Considering how strong the pilot for Marry Me was, I guess it shouldn’t be surprising that the follow up isn’t quite as good. It’s not that “Move Me” is some gigantic step down in quality, it just feels like a bit of a letdown here and there. Like the main characters Annie and Jake, Marry Me is still settling in, trying to figure out what works and what doesn’t, and playing around with those dynamics.
After the engagement(s) at the end of last week’ premiere, Jake is moving into Annie’s apartment. Of course if sitcoms have taught us anything it’s that this will not go as smoothly as the characters want us to believe. Jake comes in planning on moving things around, like Annie’s small TV into the bathroom, while his gigantic TV takes up the living room. Annie is freaking out, talking like a ‘90s standup comic whenever she gets nervous about the situation. She ends up essentially moving into her Volkswagen to have some “her” time.
The escalation of this idea does set it apart from other shows that have done similar things, but it’s never really all that funny. I think this has to do with the separation of Annie and Jake. The first episode was about these two working together to fix their problem (not nailing down the marriage proposal), but here they’re separated for much of the episode, both content with their isolation, rather than working out their problem.
Through SNL and especially Happy Endings, we know that Casey Wilson is at her best when she’s able to bounce off another character. This worked great on Happy Endings when she had five different, distinct characters to play with, but “Move Me” isolates her in her car, drinking wine and putting up curtains. Wilson’s style is often over-the-top—but intentionally so—so it does help to have a balance to that style.
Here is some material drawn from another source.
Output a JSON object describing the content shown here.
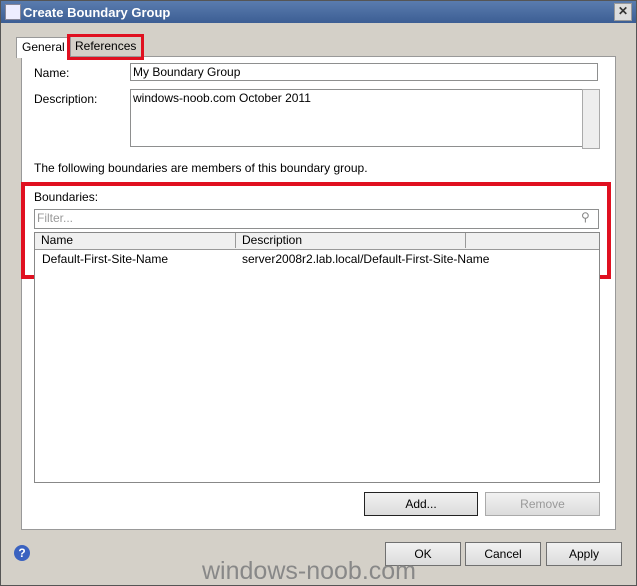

I also appreciated “Move Me”’s confidence in its secondary characters—giving them their own stories without centering them around the main couple. Once again, John Gemberling as Gil stands out by being the strangest (almost cartoonish) personality in a show filled with mostly heightened characters. For example, in “Move Me,” he goes to an all-you-can-eat buffet before noon, and refuses to leave for over 24 hours. When he does finally leave, it’s by accident, and with more food in hand. All on his own, Gil is bringing a lot of that odd humor that David Caspe throws into his shows, making them much more enjoyable than just the regular sitcom.
But once again, the rest of the minor characters are getting short-changed, like Kay, who pops up every once in a while when it’s convenient, and Dennah, who is questioning how old she looks. At the advice of Gil, she decides to get Botox way before she needs it. This leads to a pretty funny allergic reaction for Dennah, but she has little else to do. Maybe worse, though, are Annie’s two dads Kevin and Kevin. They border on caricatures when they could be far much more than that. It makes sense that they’re both a little over-the-top since their daughter is Annie, but still, it feels like they could be a little more fleshed out than these borderline negative stereotypes.
“Move Me” is still quite a fun episode of Marry Me, thanks to the strange little twists, like Dennah’s Botox face and the version of Salt-N-Pepa’s “Shoop” changed to “Soup, ” but “Move Me” needed more Annie and Jake together rather than apart. It’s a small step down from last week, but still quite enjoyable.
Ross Bonaime is a D.C.-based freelance writer and regular contributor to Paste. You can follow him on Twitter.